But the options to improve the flow of traffic around the park’s entrance also extend beyond engineering solutions, he said.

“Personal behaviors aided by education and enforcement are also key,” he said. “The ability to address travel demand through the use of increased communication tools and coordination also provide key elements in preparing for growth.”

Family makes arrangements for Hannah’s burial

Antonio said that she and Holly Greening have been through everything together, and news of the tragedy left her at a loss.

“We’ve always been able to comfort each other, and I didn’t know how to in this situation,” she said.

After consulting with her friend, she decided to set up a verified GoFundMe account with the goal of raising $10,000 to help the family bring Hannah “home” to Shelton.
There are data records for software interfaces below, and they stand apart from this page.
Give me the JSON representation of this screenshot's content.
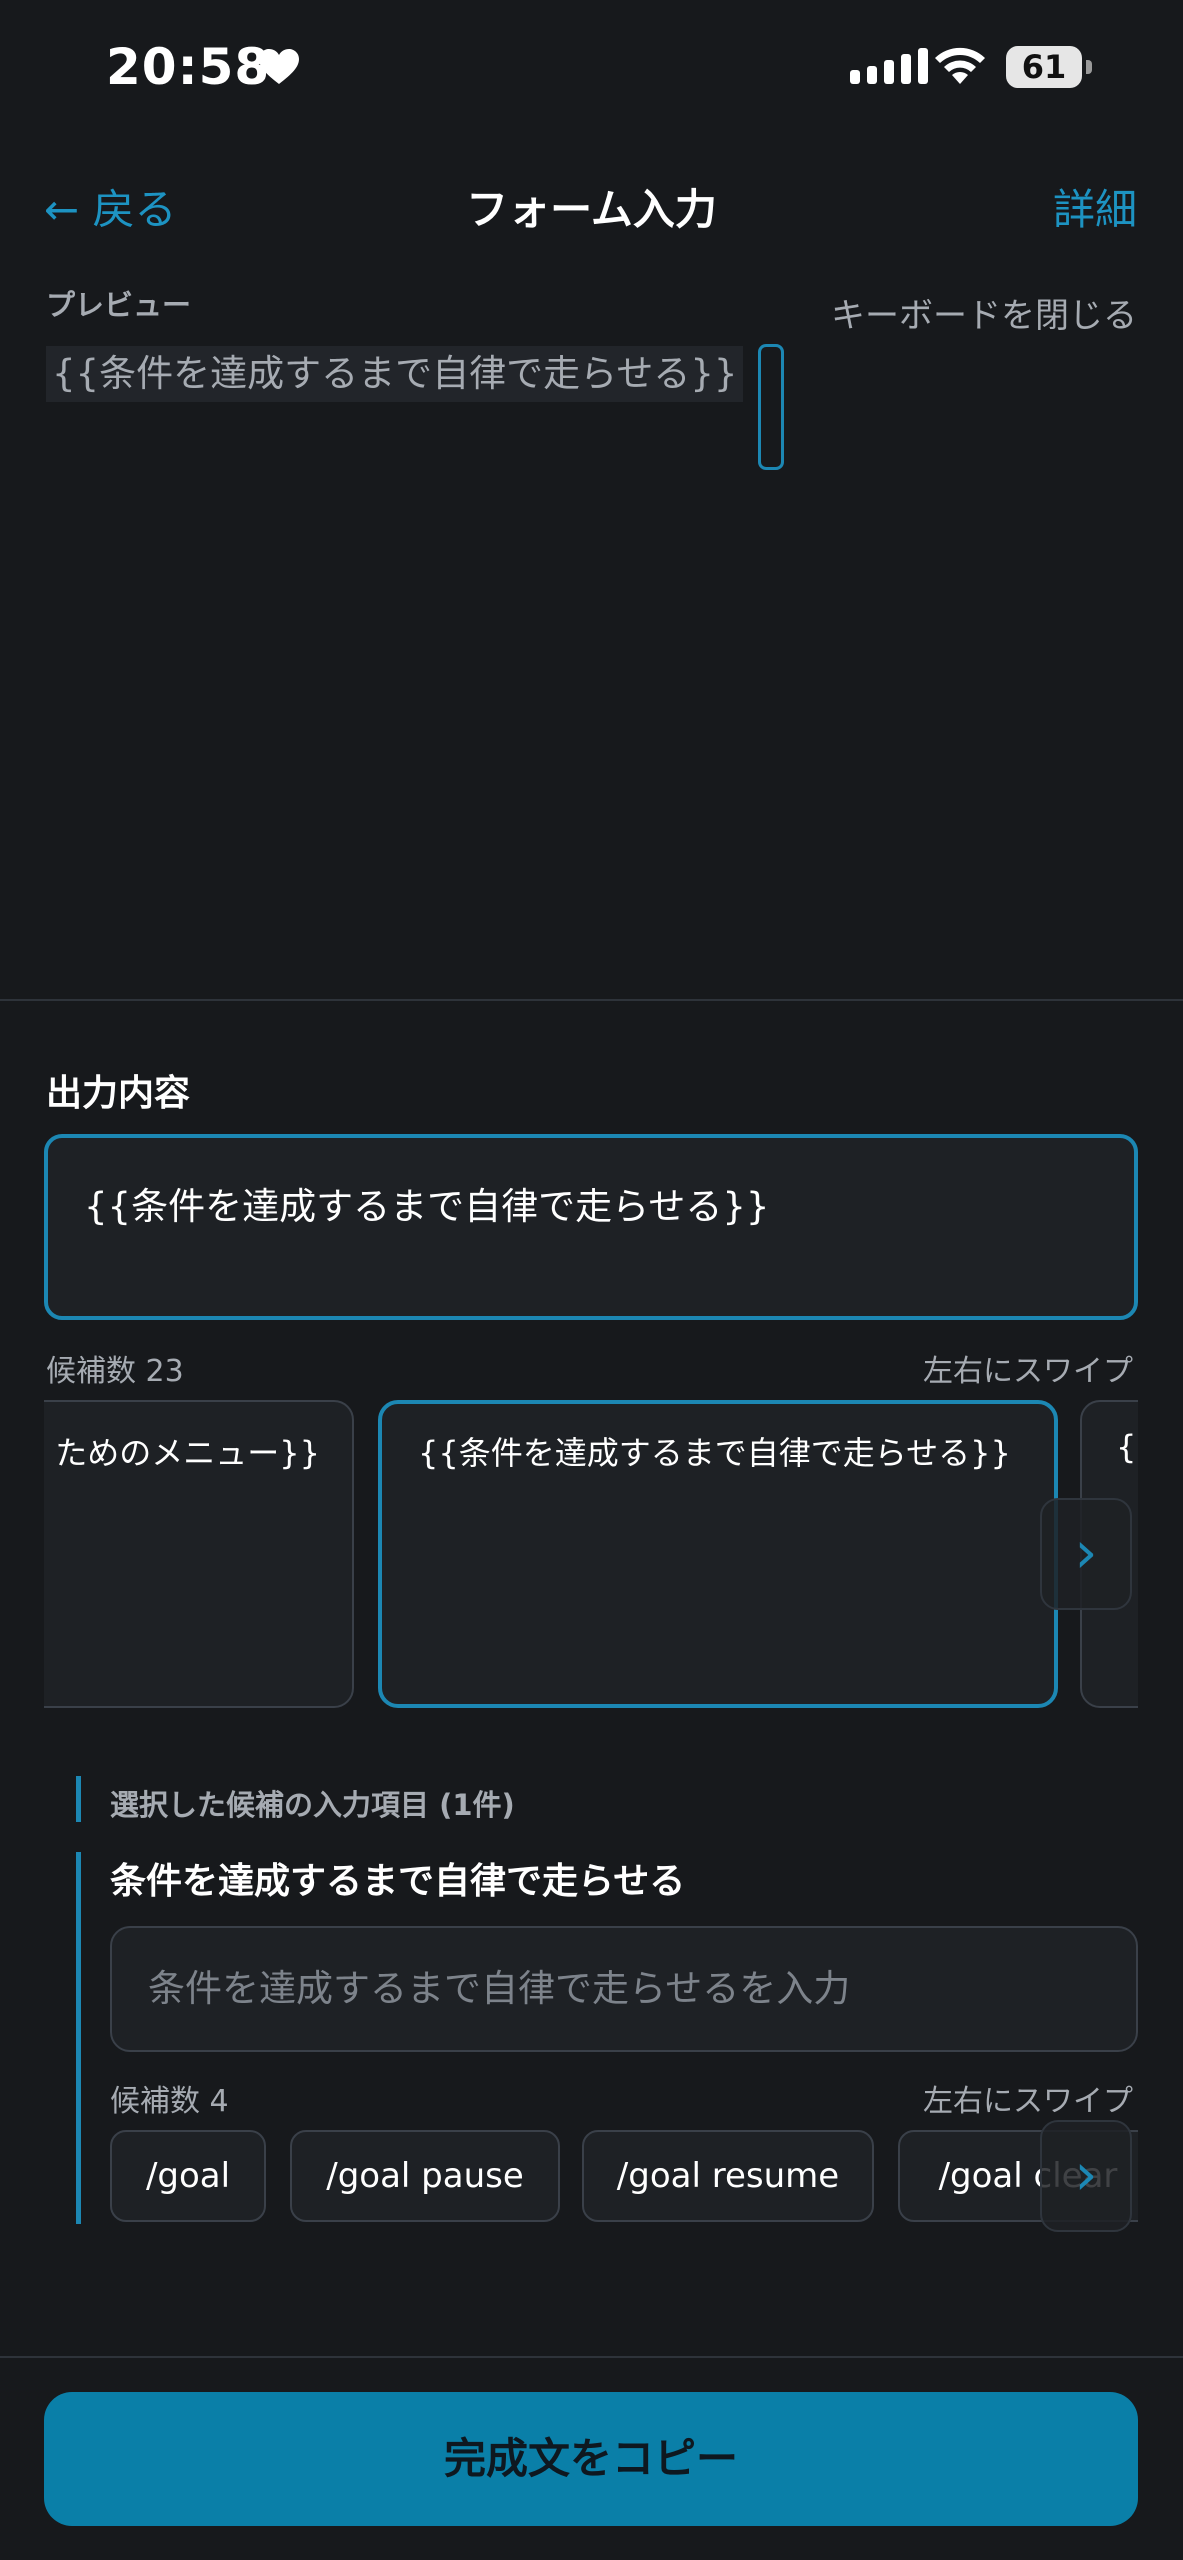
{
  "status_bar": {
    "time": "20:58",
    "battery": "61"
  },
  "header": {
    "back_label": "← 戻る",
    "title": "フォーム入力",
    "detail_label": "詳細"
  },
  "preview": {
    "label": "プレビュー",
    "close_keyboard": "キーボードを閉じる",
    "text": "{{条件を達成するまで自律で走らせる}}"
  },
  "output": {
    "label": "出力内容",
    "value": "{{条件を達成するまで自律で走らせる}}",
    "candidate_count": "候補数 23",
    "swipe_hint": "左右にスワイプ",
    "cards": [
      {
        "text": "ためのメニュー}}"
      },
      {
        "text": "{{条件を達成するまで自律で走らせる}}"
      },
      {
        "text": "{{"
      }
    ]
  },
  "selected": {
    "section_label": "選択した候補の入力項目 (1件)",
    "field_title": "条件を達成するまで自律で走らせる",
    "field_placeholder": "条件を達成するまで自律で走らせるを入力",
    "candidate_count": "候補数 4",
    "swipe_hint": "左右にスワイプ",
    "chips": [
      "/goal",
      "/goal pause",
      "/goal resume",
      "/goal clear"
    ]
  },
  "copy_button": "完成文をコピー",
  "colors": {
    "accent": "#1c87b3",
    "background": "#17191c",
    "button": "#0a7fa8"
  },
  "icons": {
    "next": "chevron-right-icon",
    "heart": "heart-icon",
    "wifi": "wifi-icon"
  }
}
Hannah was especially close to her late maternal grandfather, Antonio said, and the family plans to reunite them.

“They’re going to bury her right next to him so that they can be together,” she said.

As of earlier this week, her fundraising effort had far surpassed her expectations, and both Antonio and Holly Greening thank everyone who contributed for their outpouring of support.

“When I set it up, a put a number on there, but never in my wildest dreams did I think we’d get anywhere close to there,” Antonio said. “It’s just overwhelming.”

“My heart is overflowing with love and generosity,” Holly Greening said in a message to her friends and family members. “I just want to bring our daughter home to Washington and lay her to rest next to the grandpa she so adored. Any bit helps. Thank you.”

Highway patrol says blind spot near Arches entrance likely to blame

If you would like to contribute to the family’s verified GoFund Me account, please go to: www.gofundme.com/24edpd78.